For certain groups of people, nutritional drinks can be a healthy dietary supplement. In a tidy package, they provide calories, vitamins, minerals and other essential nutrients, and they can serve as occasional meal replacements when you have no time to prepare a more balanced meal. Most healthy people, however, are better off meeting their dietary needs through food and steering clear of nutritional drinks.

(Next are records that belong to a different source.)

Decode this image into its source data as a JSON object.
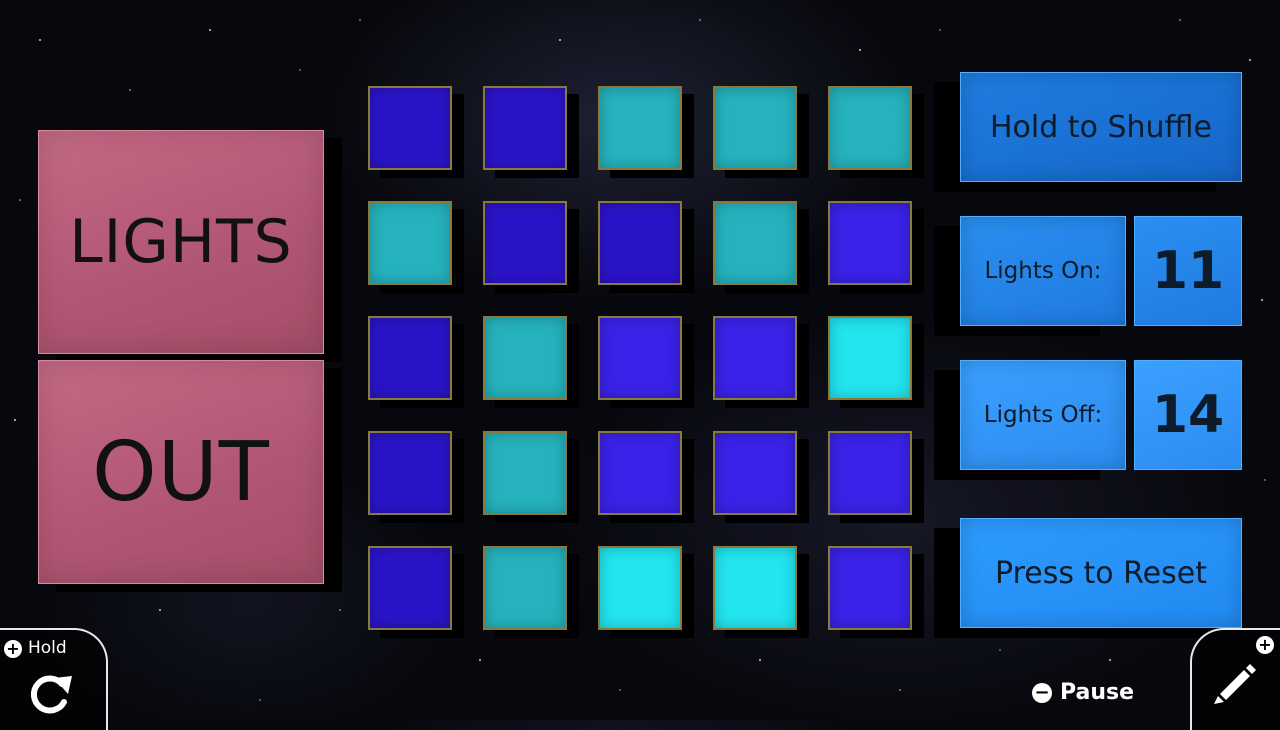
{
  "title": {
    "line1": "LIGHTS",
    "line2": "OUT"
  },
  "grid": {
    "colors": {
      "dark": "#2a14c8",
      "violet": "#3a22e8",
      "teal": "#25b2bd",
      "cyan": "#22e5ef"
    },
    "rows": [
      [
        "dark",
        "dark",
        "teal",
        "teal",
        "teal"
      ],
      [
        "teal",
        "dark",
        "dark",
        "teal",
        "violet"
      ],
      [
        "dark",
        "teal",
        "violet",
        "violet",
        "cyan"
      ],
      [
        "dark",
        "teal",
        "violet",
        "violet",
        "violet"
      ],
      [
        "dark",
        "teal",
        "cyan",
        "cyan",
        "violet"
      ]
    ]
  },
  "panel": {
    "shuffle_label": "Hold to Shuffle",
    "lights_on_label": "Lights On:",
    "lights_on_count": "11",
    "lights_off_label": "Lights Off:",
    "lights_off_count": "14",
    "reset_label": "Press to Reset"
  },
  "hud": {
    "hold_label": "Hold",
    "pause_label": "Pause",
    "icons": [
      "rotate-icon",
      "pencil-icon",
      "plus-icon",
      "minus-icon"
    ]
  }
}
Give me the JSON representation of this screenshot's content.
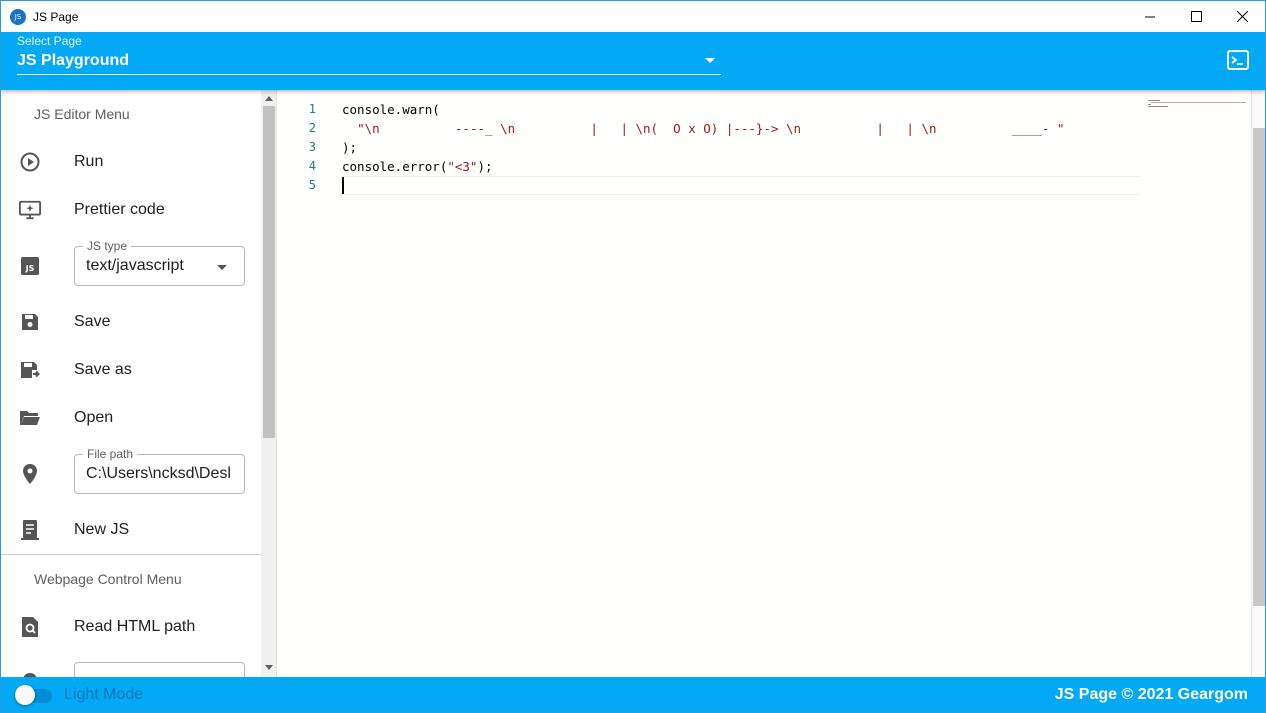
{
  "window": {
    "title": "JS Page",
    "icon": "app-logo-icon",
    "controls": [
      "minimize-icon",
      "maximize-icon",
      "close-icon"
    ]
  },
  "header": {
    "select_label": "Select Page",
    "select_value": "JS Playground",
    "terminal_icon": "terminal-icon",
    "accent_color": "#03a9f4"
  },
  "sidebar": {
    "js_menu_title": "JS Editor Menu",
    "run": "Run",
    "prettier": "Prettier code",
    "js_type": {
      "legend": "JS type",
      "value": "text/javascript"
    },
    "save": "Save",
    "save_as": "Save as",
    "open": "Open",
    "file_path": {
      "legend": "File path",
      "value": "C:\\Users\\ncksd\\Desl"
    },
    "new_js": "New JS",
    "web_menu_title": "Webpage Control Menu",
    "read_html": "Read HTML path"
  },
  "editor": {
    "line_numbers": [
      "1",
      "2",
      "3",
      "4",
      "5"
    ],
    "lines": {
      "l1": "console.warn(",
      "l2_indent": "  ",
      "l2_string": "\"\\n          ----_ \\n          |   | \\n(  O x O) |---}-> \\n          |   | \\n          ____- \"",
      "l3": ");",
      "l4_prefix": "console.error(",
      "l4_string": "\"<3\"",
      "l4_suffix": ");",
      "l5": ""
    }
  },
  "footer": {
    "light_mode_label": "Light Mode",
    "light_mode_on": false,
    "copyright": "JS Page © 2021 Geargom"
  }
}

Some nutritional drinks are very low in calories and are designed to promote weight loss. Others are supposed to stimulate muscle gain or general weight gain and are much higher in calories. Regardless of the type you choose, you are likely to gain weight if you drink it in addition to your usual diet. According to Harvard Medical School instructor Dr. Suzanne Salamon, you should only drink supplements in addition to eating full meals if your goal is to gain weight or prevent weight loss.
If you’re going to use a nutritional drink, it’s healthiest to find one that is low in added sugar. According to pediatrician Dr. Robert Lustig, added sugar is a “poison” that can raise your risk of diabetes, heart disease, hypertension, cancer and other ailments. Harvard nutrition researchers recommend reading ingredient labels on drink contenders and avoiding those that list sugar as a first or second ingredient. Instead, look for drinks that list a fruit or a protein source, such as milk, whey protein or soy protein, as the first ingredients.
To keep you full and keep your energy levels up, there’s an optimal ratio of nutrients to look for in a supplemental drink. According to registered dietitian Stacey Nelson, that ratio is about 10 to 20 grams of protein, 6 grams of fat or less and 40 grams of carbohydrates or less in an 8-ounce serving. Look for a drink that’s under 200 calories if you’re using it as a snack or a weight-loss meal replacement and a drink that’s about 400 calories if it’s serving as a meal replacement or you’re trying to maintain or gain weight.
When to Use Nutritional Drinks
Getting your nutrients from a liquid supplement isn’t as desirable as getting them from whole foods because supplements aren’t able to reproduce some naturally protective substances found in foods, including antioxidants and phytonutrients. However, for purposes of weight loss and calorie restriction, nutritional drinks can work. In 2010, “Nutrition Journal” published the results of a study in which subjects who drank five nutrition shakes daily lost more weight over the 40-week trial period than subjects who followed a food-based diet. Nutrition drinks can also help prevent malnutrition in elderly individuals. Before you add any supplements to your diet, get approval from your doctor.
- Harvard School of Public Health: Supplemental Nutrition Drinks -- Help or Hype?
- The New York Times: Is Sugar Toxic?
- ABC News: The 'Skinny' on Nutritional Weight Loss Shakes
- MD Anderson Cancer Center: Whole Foods or Supplements?
- Nutrition Journal: Efficacy of a Meal Replacement Diet Plan Compared to a Food-Based Diet Plan After a Period of Weight Loss and Weight Maintenance
- Journal of Nutrition Health and Aging: The Influence of Nutritional Supplement Drinks on Providing Adequate Calorie and Protein Intake in Older Adults With Dementia